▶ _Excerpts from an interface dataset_
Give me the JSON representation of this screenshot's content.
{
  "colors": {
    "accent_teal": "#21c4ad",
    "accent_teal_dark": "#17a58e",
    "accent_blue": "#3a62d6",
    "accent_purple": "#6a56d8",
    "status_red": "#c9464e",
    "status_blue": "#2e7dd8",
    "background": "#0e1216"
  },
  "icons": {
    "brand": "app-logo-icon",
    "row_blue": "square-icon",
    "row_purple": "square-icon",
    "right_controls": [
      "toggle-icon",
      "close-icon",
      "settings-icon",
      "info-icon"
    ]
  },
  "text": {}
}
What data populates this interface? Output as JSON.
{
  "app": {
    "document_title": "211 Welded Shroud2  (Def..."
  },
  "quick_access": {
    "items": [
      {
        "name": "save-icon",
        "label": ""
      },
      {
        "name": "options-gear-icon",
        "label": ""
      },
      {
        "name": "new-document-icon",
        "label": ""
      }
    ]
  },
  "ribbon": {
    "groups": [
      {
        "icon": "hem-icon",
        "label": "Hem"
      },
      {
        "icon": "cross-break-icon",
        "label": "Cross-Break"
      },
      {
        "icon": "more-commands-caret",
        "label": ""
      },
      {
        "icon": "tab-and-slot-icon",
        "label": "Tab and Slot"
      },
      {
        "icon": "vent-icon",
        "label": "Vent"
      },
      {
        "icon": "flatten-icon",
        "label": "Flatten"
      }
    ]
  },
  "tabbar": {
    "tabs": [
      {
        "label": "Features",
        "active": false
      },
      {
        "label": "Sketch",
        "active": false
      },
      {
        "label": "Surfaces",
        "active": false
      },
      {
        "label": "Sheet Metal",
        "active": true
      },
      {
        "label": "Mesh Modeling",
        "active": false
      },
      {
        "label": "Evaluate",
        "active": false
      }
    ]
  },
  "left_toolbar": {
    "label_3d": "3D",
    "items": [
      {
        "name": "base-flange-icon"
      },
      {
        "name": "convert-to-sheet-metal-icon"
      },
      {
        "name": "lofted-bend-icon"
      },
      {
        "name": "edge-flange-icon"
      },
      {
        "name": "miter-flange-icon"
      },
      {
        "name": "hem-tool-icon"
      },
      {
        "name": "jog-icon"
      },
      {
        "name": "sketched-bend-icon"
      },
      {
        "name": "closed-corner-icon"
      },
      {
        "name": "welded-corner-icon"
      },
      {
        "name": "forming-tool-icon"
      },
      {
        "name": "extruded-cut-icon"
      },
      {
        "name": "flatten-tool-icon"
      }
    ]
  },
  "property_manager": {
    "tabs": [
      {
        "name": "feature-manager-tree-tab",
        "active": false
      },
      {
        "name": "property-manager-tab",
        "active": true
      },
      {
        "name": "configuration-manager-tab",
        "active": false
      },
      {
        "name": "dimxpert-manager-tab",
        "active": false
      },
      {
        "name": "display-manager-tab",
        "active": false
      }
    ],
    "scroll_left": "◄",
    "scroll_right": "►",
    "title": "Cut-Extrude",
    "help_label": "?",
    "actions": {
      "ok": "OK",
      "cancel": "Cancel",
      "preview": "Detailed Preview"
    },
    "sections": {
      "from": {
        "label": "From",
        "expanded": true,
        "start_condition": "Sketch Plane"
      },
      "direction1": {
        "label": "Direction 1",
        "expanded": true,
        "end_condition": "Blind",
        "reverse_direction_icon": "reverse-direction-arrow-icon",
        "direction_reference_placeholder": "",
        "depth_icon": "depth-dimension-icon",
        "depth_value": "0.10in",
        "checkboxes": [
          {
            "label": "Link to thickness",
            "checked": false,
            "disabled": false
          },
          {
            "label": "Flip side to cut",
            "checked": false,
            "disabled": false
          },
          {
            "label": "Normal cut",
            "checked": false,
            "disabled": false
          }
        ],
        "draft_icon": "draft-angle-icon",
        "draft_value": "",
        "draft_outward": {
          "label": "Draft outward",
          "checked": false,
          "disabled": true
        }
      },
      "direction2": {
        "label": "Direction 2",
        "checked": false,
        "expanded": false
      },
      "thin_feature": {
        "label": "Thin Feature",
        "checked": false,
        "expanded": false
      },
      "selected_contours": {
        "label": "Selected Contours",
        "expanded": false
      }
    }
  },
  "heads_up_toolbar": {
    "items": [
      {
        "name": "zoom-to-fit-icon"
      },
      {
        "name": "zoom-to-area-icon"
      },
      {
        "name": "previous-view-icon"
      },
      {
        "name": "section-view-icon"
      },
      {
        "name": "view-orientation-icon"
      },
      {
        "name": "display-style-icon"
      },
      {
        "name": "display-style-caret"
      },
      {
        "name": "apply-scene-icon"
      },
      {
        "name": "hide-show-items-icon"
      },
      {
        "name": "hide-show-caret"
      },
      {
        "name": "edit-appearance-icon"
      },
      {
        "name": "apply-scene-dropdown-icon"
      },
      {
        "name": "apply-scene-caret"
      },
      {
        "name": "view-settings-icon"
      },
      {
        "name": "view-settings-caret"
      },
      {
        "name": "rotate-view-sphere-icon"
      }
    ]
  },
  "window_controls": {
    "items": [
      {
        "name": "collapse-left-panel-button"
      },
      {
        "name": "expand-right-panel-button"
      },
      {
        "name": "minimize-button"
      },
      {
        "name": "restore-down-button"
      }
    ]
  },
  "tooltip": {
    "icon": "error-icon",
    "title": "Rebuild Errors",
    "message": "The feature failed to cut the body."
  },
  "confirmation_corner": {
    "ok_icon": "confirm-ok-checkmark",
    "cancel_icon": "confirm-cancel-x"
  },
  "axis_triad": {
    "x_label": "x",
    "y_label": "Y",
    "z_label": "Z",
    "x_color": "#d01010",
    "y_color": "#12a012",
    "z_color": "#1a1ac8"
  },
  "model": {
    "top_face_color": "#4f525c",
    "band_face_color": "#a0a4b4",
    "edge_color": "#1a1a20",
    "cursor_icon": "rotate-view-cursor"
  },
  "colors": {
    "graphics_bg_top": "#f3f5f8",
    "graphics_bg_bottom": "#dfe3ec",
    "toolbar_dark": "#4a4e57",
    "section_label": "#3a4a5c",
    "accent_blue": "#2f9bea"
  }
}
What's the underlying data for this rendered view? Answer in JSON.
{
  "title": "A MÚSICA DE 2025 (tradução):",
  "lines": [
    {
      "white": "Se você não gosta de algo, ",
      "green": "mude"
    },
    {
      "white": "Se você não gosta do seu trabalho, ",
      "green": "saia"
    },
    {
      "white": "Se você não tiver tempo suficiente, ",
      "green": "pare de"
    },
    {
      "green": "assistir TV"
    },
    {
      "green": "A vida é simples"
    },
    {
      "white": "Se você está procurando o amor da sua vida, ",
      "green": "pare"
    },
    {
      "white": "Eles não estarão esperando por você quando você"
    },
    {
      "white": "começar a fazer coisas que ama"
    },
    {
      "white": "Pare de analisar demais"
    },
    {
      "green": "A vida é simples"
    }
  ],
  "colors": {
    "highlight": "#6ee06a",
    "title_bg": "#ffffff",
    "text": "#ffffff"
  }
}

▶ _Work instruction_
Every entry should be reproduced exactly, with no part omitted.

▶ _Task solution_
Give me the JSON representation of this screenshot's content.
{
  "colors": {
    "accent_teal": "#21c4ad",
    "accent_teal_dark": "#17a58e",
    "accent_blue": "#3a62d6",
    "accent_purple": "#6a56d8",
    "status_red": "#c9464e",
    "status_blue": "#2e7dd8",
    "background": "#0e1216"
  },
  "icons": {
    "brand": "app-logo-icon",
    "row_blue": "square-icon",
    "row_purple": "square-icon",
    "right_controls": [
      "toggle-icon",
      "close-icon",
      "settings-icon",
      "info-icon"
    ]
  },
  "text": {}
}
What data populates this interface? Output as JSON.
{
  "app": {
    "document_title": "211 Welded Shroud2  (Def..."
  },
  "quick_access": {
    "items": [
      {
        "name": "save-icon",
        "label": ""
      },
      {
        "name": "options-gear-icon",
        "label": ""
      },
      {
        "name": "new-document-icon",
        "label": ""
      }
    ]
  },
  "ribbon": {
    "groups": [
      {
        "icon": "hem-icon",
        "label": "Hem"
      },
      {
        "icon": "cross-break-icon",
        "label": "Cross-Break"
      },
      {
        "icon": "more-commands-caret",
        "label": ""
      },
      {
        "icon": "tab-and-slot-icon",
        "label": "Tab and Slot"
      },
      {
        "icon": "vent-icon",
        "label": "Vent"
      },
      {
        "icon": "flatten-icon",
        "label": "Flatten"
      }
    ]
  },
  "tabbar": {
    "tabs": [
      {
        "label": "Features",
        "active": false
      },
      {
        "label": "Sketch",
        "active": false
      },
      {
        "label": "Surfaces",
        "active": false
      },
      {
        "label": "Sheet Metal",
        "active": true
      },
      {
        "label": "Mesh Modeling",
        "active": false
      },
      {
        "label": "Evaluate",
        "active": false
      }
    ]
  },
  "left_toolbar": {
    "label_3d": "3D",
    "items": [
      {
        "name": "base-flange-icon"
      },
      {
        "name": "convert-to-sheet-metal-icon"
      },
      {
        "name": "lofted-bend-icon"
      },
      {
        "name": "edge-flange-icon"
      },
      {
        "name": "miter-flange-icon"
      },
      {
        "name": "hem-tool-icon"
      },
      {
        "name": "jog-icon"
      },
      {
        "name": "sketched-bend-icon"
      },
      {
        "name": "closed-corner-icon"
      },
      {
        "name": "welded-corner-icon"
      },
      {
        "name": "forming-tool-icon"
      },
      {
        "name": "extruded-cut-icon"
      },
      {
        "name": "flatten-tool-icon"
      }
    ]
  },
  "property_manager": {
    "tabs": [
      {
        "name": "feature-manager-tree-tab",
        "active": false
      },
      {
        "name": "property-manager-tab",
        "active": true
      },
      {
        "name": "configuration-manager-tab",
        "active": false
      },
      {
        "name": "dimxpert-manager-tab",
        "active": false
      },
      {
        "name": "display-manager-tab",
        "active": false
      }
    ],
    "scroll_left": "◄",
    "scroll_right": "►",
    "title": "Cut-Extrude",
    "help_label": "?",
    "actions": {
      "ok": "OK",
      "cancel": "Cancel",
      "preview": "Detailed Preview"
    },
    "sections": {
      "from": {
        "label": "From",
        "expanded": true,
        "start_condition": "Sketch Plane"
      },
      "direction1": {
        "label": "Direction 1",
        "expanded": true,
        "end_condition": "Blind",
        "reverse_direction_icon": "reverse-direction-arrow-icon",
        "direction_reference_placeholder": "",
        "depth_icon": "depth-dimension-icon",
        "depth_value": "0.10in",
        "checkboxes": [
          {
            "label": "Link to thickness",
            "checked": false,
            "disabled": false
          },
          {
            "label": "Flip side to cut",
            "checked": false,
            "disabled": false
          },
          {
            "label": "Normal cut",
            "checked": false,
            "disabled": false
          }
        ],
        "draft_icon": "draft-angle-icon",
        "draft_value": "",
        "draft_outward": {
          "label": "Draft outward",
          "checked": false,
          "disabled": true
        }
      },
      "direction2": {
        "label": "Direction 2",
        "checked": false,
        "expanded": false
      },
      "thin_feature": {
        "label": "Thin Feature",
        "checked": false,
        "expanded": false
      },
      "selected_contours": {
        "label": "Selected Contours",
        "expanded": false
      }
    }
  },
  "heads_up_toolbar": {
    "items": [
      {
        "name": "zoom-to-fit-icon"
      },
      {
        "name": "zoom-to-area-icon"
      },
      {
        "name": "previous-view-icon"
      },
      {
        "name": "section-view-icon"
      },
      {
        "name": "view-orientation-icon"
      },
      {
        "name": "display-style-icon"
      },
      {
        "name": "display-style-caret"
      },
      {
        "name": "apply-scene-icon"
      },
      {
        "name": "hide-show-items-icon"
      },
      {
        "name": "hide-show-caret"
      },
      {
        "name": "edit-appearance-icon"
      },
      {
        "name": "apply-scene-dropdown-icon"
      },
      {
        "name": "apply-scene-caret"
      },
      {
        "name": "view-settings-icon"
      },
      {
        "name": "view-settings-caret"
      },
      {
        "name": "rotate-view-sphere-icon"
      }
    ]
  },
  "window_controls": {
    "items": [
      {
        "name": "collapse-left-panel-button"
      },
      {
        "name": "expand-right-panel-button"
      },
      {
        "name": "minimize-button"
      },
      {
        "name": "restore-down-button"
      }
    ]
  },
  "tooltip": {
    "icon": "error-icon",
    "title": "Rebuild Errors",
    "message": "The feature failed to cut the body."
  },
  "confirmation_corner": {
    "ok_icon": "confirm-ok-checkmark",
    "cancel_icon": "confirm-cancel-x"
  },
  "axis_triad": {
    "x_label": "x",
    "y_label": "Y",
    "z_label": "Z",
    "x_color": "#d01010",
    "y_color": "#12a012",
    "z_color": "#1a1ac8"
  },
  "model": {
    "top_face_color": "#4f525c",
    "band_face_color": "#a0a4b4",
    "edge_color": "#1a1a20",
    "cursor_icon": "rotate-view-cursor"
  },
  "colors": {
    "graphics_bg_top": "#f3f5f8",
    "graphics_bg_bottom": "#dfe3ec",
    "toolbar_dark": "#4a4e57",
    "section_label": "#3a4a5c",
    "accent_blue": "#2f9bea"
  }
}
What's the underlying data for this rendered view? Answer in JSON.
{
  "title": "A MÚSICA DE 2025 (tradução):",
  "lines": [
    {
      "white": "Se você não gosta de algo, ",
      "green": "mude"
    },
    {
      "white": "Se você não gosta do seu trabalho, ",
      "green": "saia"
    },
    {
      "white": "Se você não tiver tempo suficiente, ",
      "green": "pare de"
    },
    {
      "green": "assistir TV"
    },
    {
      "green": "A vida é simples"
    },
    {
      "white": "Se você está procurando o amor da sua vida, ",
      "green": "pare"
    },
    {
      "white": "Eles não estarão esperando por você quando você"
    },
    {
      "white": "começar a fazer coisas que ama"
    },
    {
      "white": "Pare de analisar demais"
    },
    {
      "green": "A vida é simples"
    }
  ],
  "colors": {
    "highlight": "#6ee06a",
    "title_bg": "#ffffff",
    "text": "#ffffff"
  }
}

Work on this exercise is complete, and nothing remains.